ONE OF THE MOST IMPORTANT QUALITIES A FICTIONAL CHARACTER CAN POSSESS IS TO SEEM REAL TO THE READER.
Keeping this in mind, your own experiences can be used to breathe reality into fictional characters. Forget just stringing together a series of words describing physical attributes and how the character carries out routine or off-the-chart situations—perhaps spiced with inner thoughts. There is more to creating someone with feelings and emotions and a physical presence. Doing that doesn’t have to be daunting. The reader sees events through the eyes of these players in the story, so at all costs avoid moving paper dolls or overblown figures through the scenes. Here is where the advice, ‘draw from what you know,’ comes into play.
PUTTING LIFE INTO PHYSICAL DESCRIPTIONS
This is a place where adjectives, adverbs, similes and metaphors are your friends as long as they aren’t overused.
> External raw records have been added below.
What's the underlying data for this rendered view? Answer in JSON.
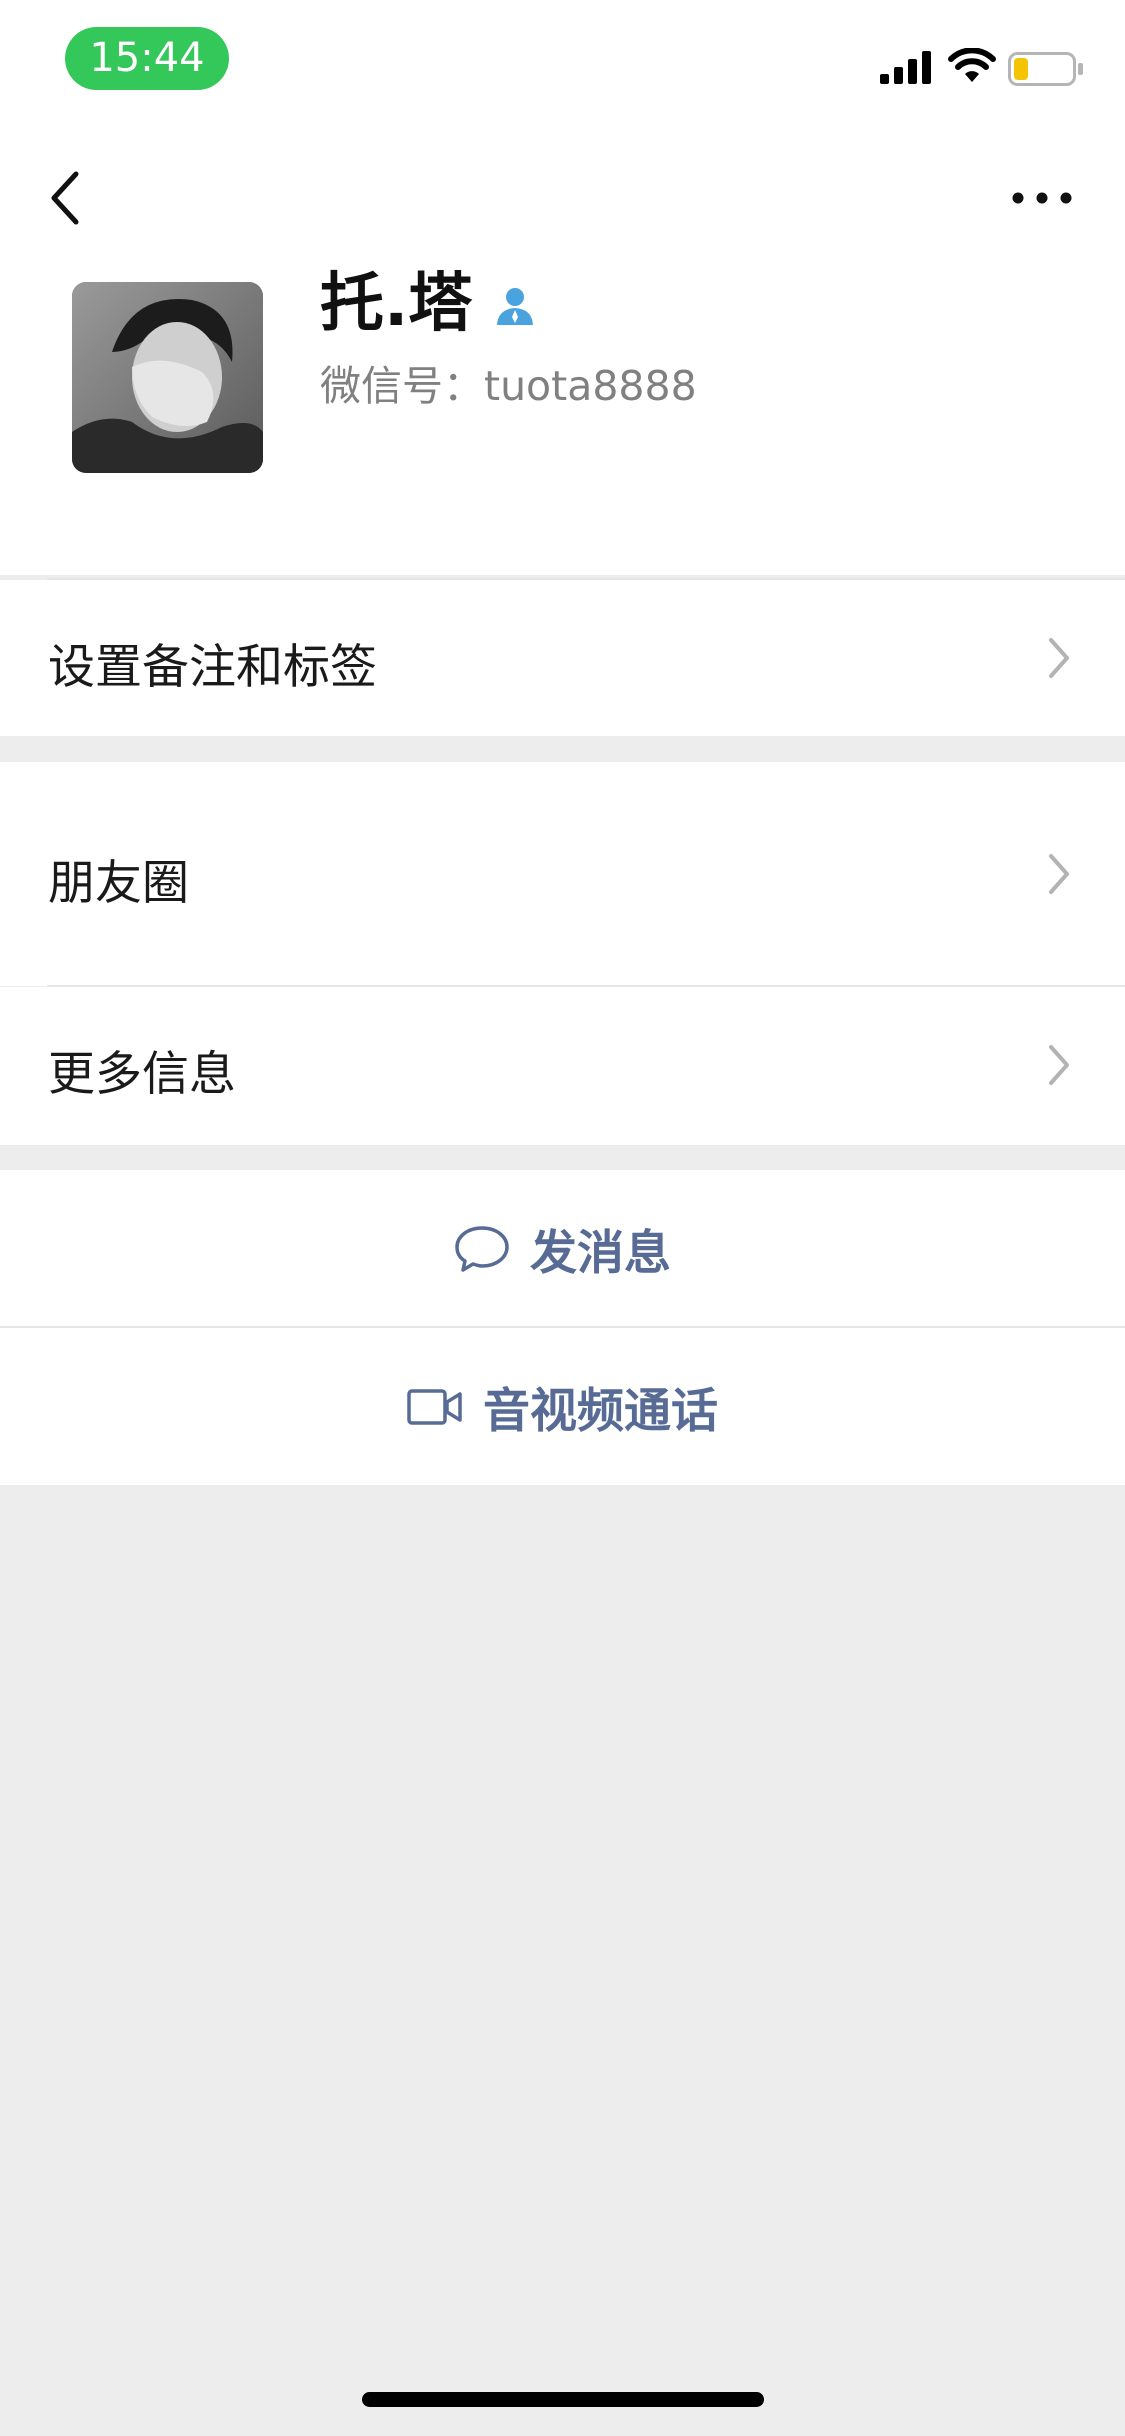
{
  "status_bar": {
    "time": "15:44",
    "time_pill_color": "#34c759",
    "icons": [
      "signal-icon",
      "wifi-icon",
      "battery-icon"
    ],
    "battery_level_fraction": 0.25,
    "battery_fill_color": "#f5c400"
  },
  "nav": {
    "back_icon": "chevron-left-icon",
    "more_icon": "more-dots-icon"
  },
  "profile": {
    "name": "托.塔",
    "badge_icon": "contact-person-icon",
    "badge_color": "#4aa3df",
    "wechat_id_text": "微信号：tuota8888"
  },
  "rows": {
    "remark": "设置备注和标签",
    "moments": "朋友圈",
    "more_info": "更多信息"
  },
  "actions": {
    "message": "发消息",
    "message_icon": "chat-bubble-icon",
    "call": "音视频通话",
    "call_icon": "video-camera-icon",
    "accent_color": "#576b95"
  }
}
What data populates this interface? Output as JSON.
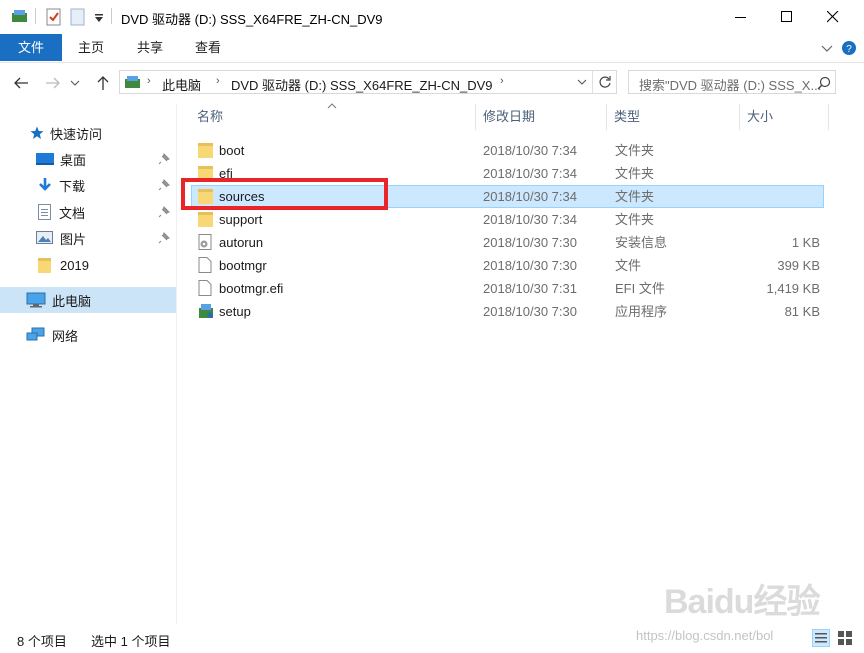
{
  "window": {
    "title": "DVD 驱动器 (D:) SSS_X64FRE_ZH-CN_DV9"
  },
  "ribbon": {
    "tabs": [
      "文件",
      "主页",
      "共享",
      "查看"
    ]
  },
  "address": {
    "segments": [
      "此电脑",
      "DVD 驱动器 (D:) SSS_X64FRE_ZH-CN_DV9"
    ],
    "search_placeholder": "搜索\"DVD 驱动器 (D:) SSS_X..."
  },
  "nav": {
    "quick_access": "快速访问",
    "items": [
      "桌面",
      "下载",
      "文档",
      "图片",
      "2019"
    ],
    "this_pc": "此电脑",
    "network": "网络"
  },
  "columns": {
    "name": "名称",
    "date": "修改日期",
    "type": "类型",
    "size": "大小"
  },
  "files": [
    {
      "name": "boot",
      "date": "2018/10/30 7:34",
      "type": "文件夹",
      "size": "",
      "icon": "folder-icon"
    },
    {
      "name": "efi",
      "date": "2018/10/30 7:34",
      "type": "文件夹",
      "size": "",
      "icon": "folder-icon"
    },
    {
      "name": "sources",
      "date": "2018/10/30 7:34",
      "type": "文件夹",
      "size": "",
      "icon": "folder-icon"
    },
    {
      "name": "support",
      "date": "2018/10/30 7:34",
      "type": "文件夹",
      "size": "",
      "icon": "folder-icon"
    },
    {
      "name": "autorun",
      "date": "2018/10/30 7:30",
      "type": "安装信息",
      "size": "1 KB",
      "icon": "settings-file-icon"
    },
    {
      "name": "bootmgr",
      "date": "2018/10/30 7:30",
      "type": "文件",
      "size": "399 KB",
      "icon": "file-icon"
    },
    {
      "name": "bootmgr.efi",
      "date": "2018/10/30 7:31",
      "type": "EFI 文件",
      "size": "1,419 KB",
      "icon": "file-icon"
    },
    {
      "name": "setup",
      "date": "2018/10/30 7:30",
      "type": "应用程序",
      "size": "81 KB",
      "icon": "setup-app-icon"
    }
  ],
  "status": {
    "count": "8 个项目",
    "selected": "选中 1 个项目"
  },
  "watermark": {
    "logo": "Baidu经验",
    "url": "https://blog.csdn.net/bol"
  },
  "colors": {
    "accent": "#1a6fc2",
    "selection": "#cce8ff",
    "highlight": "#e8262a",
    "folder": "#f8d775"
  }
}
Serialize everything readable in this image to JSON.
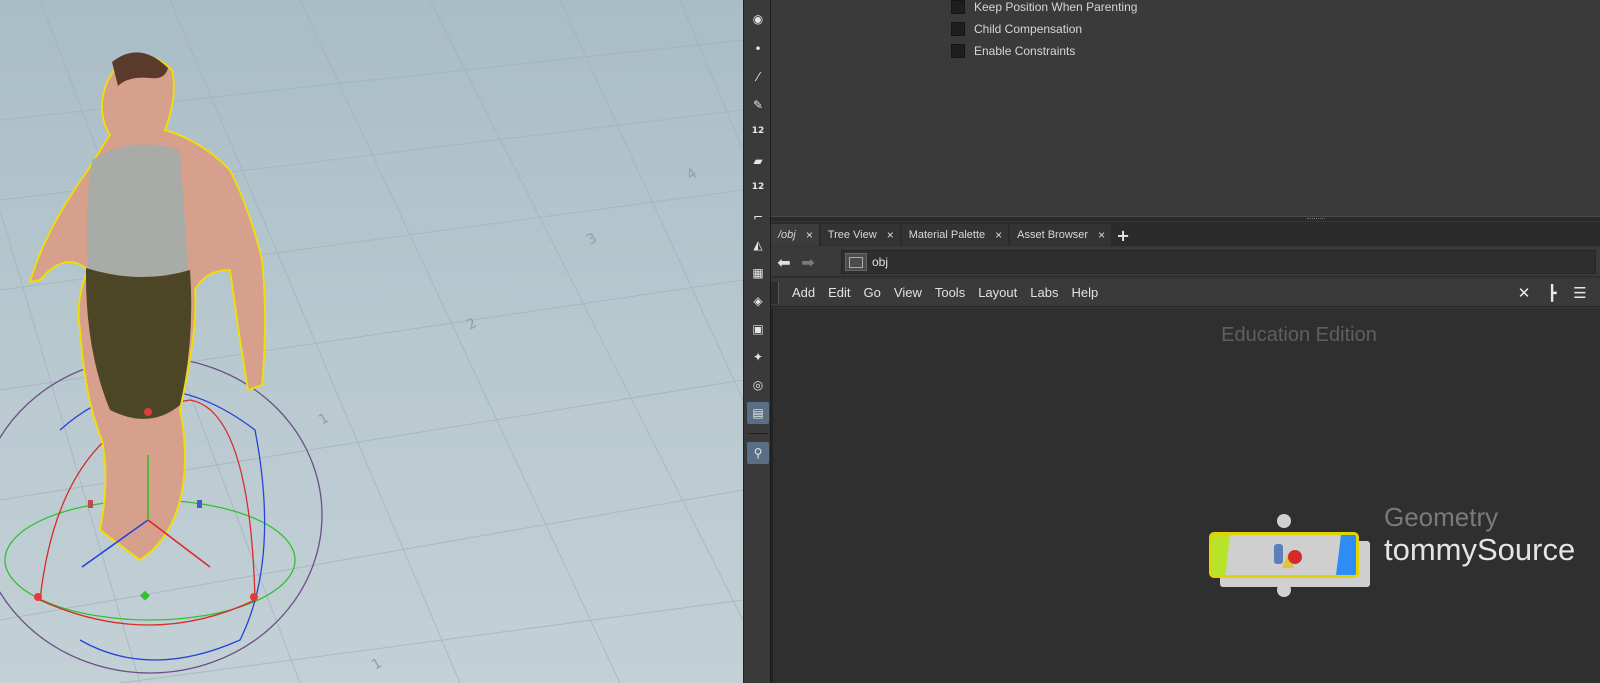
{
  "parameters": {
    "checkboxes": [
      {
        "label": "Keep Position When Parenting",
        "checked": false
      },
      {
        "label": "Child Compensation",
        "checked": false
      },
      {
        "label": "Enable Constraints",
        "checked": false
      }
    ]
  },
  "tabs": [
    {
      "label": "/obj",
      "active": true
    },
    {
      "label": "Tree View",
      "active": false
    },
    {
      "label": "Material Palette",
      "active": false
    },
    {
      "label": "Asset Browser",
      "active": false
    }
  ],
  "tab_close_glyph": "×",
  "tab_add_glyph": "+",
  "path_bar": {
    "path": "obj"
  },
  "menu": [
    "Add",
    "Edit",
    "Go",
    "View",
    "Tools",
    "Layout",
    "Labs",
    "Help"
  ],
  "network": {
    "watermark": "Education Edition",
    "node": {
      "type": "Geometry",
      "name": "tommySource",
      "color_left": "#b7e32a",
      "color_right": "#2f8cf5",
      "selected_outline": "#e2d400"
    }
  },
  "shelf": {
    "tools": [
      "view-icon",
      "point-icon",
      "edge-icon",
      "brush-icon",
      "number-display-icon",
      "paint-icon",
      "number-display-icon",
      "curve-icon",
      "pen-icon",
      "checker-icon",
      "plane-icon",
      "frame-icon",
      "light-icon",
      "circle-icon",
      "image-icon",
      "pin-icon"
    ],
    "labels": {
      "num1": "12",
      "num2": "12"
    }
  },
  "icons": {
    "back": "back-arrow-icon",
    "forward": "forward-arrow-icon",
    "toolbar": [
      "wrench-icon",
      "tree-icon",
      "list-icon"
    ]
  }
}
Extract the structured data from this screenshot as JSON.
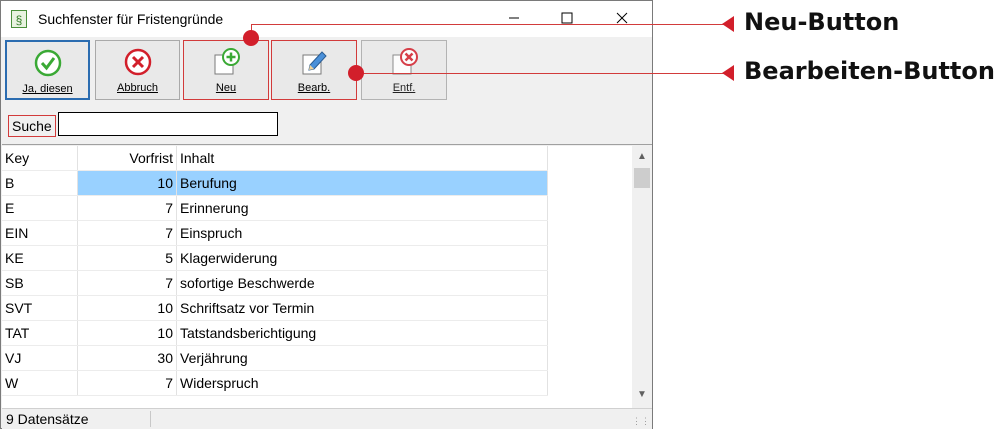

Sprinkling them in the right places sparks the reader’s imagination. It allows them to draw parallels to familiar images and see them in their mind’s eye. Overuse them, however, and it minimizes everything. Why? Because with each new spouting of a simile, metaphor or more adjectives or adverbs than should ever be huddled together in the same sentence, the reader begins wonder how many more of these they can endure.
TAP INTO YOUR OWN IMPRESSIONS RATHER THAN CLICHÉS
To avoid clichés, reach into your own experiences and picture things that impressed you. Put the image into words and apply it to something about your character. For example, the woman had shining blonde hair. If it was straight, did it just hang there or shimmer like a golden shawl?
Why would I choose the simile of a golden shawl for this example? Because I pictured a former business partner and friend who had hair like that. I could never look at her without thinking of a golden silk shawl. Let’s say the hair isn’t straight, but curly. Is it in tight ringlets perhaps described as coiled little ringlets like the fur on a pampered poodle? Maybe this blonde hair undulates in luxurious waves reminiscent of waves kissed by the glow of the sun as they push toward shore.
In each of these examples we picture a different person. And, every reader will have their unique vision of that person. Simply saying “her straight blonde hair” or “curly blonde hair” would never launch imagination in the same way.
CREATING YOUR OWN REFERENCE FILE
So often these images are fleeting, triggered by something someone said, something we remembered or saw, but even with Herculean effort, we can’t pull them back when we need them. They lurk right at the edge of recognition, then slip away. One way to capture them is to keep a log. When an image like that pops into your mind, distinct images and emotions ride on their coattails, leaving you with a describable impression. Reach for the little spiral notebook—we all should have one of those—and flip to the section you’ve set aside for just such visions. Using the same example as above, assume you imagined hair badly in need of care. Maybe you would jot down: her blonde hair reminded me of a field of hay long past the time it should have been harvested.
Morgan has recently published:
Vanishing Act in Vegas – The third silver sisters mystery
What are some of the life experiences you've written about? read about? Were the scenes more realistic because of your personal experience? Leave a question for Morgan in the comment section, and come back Friday for Part II.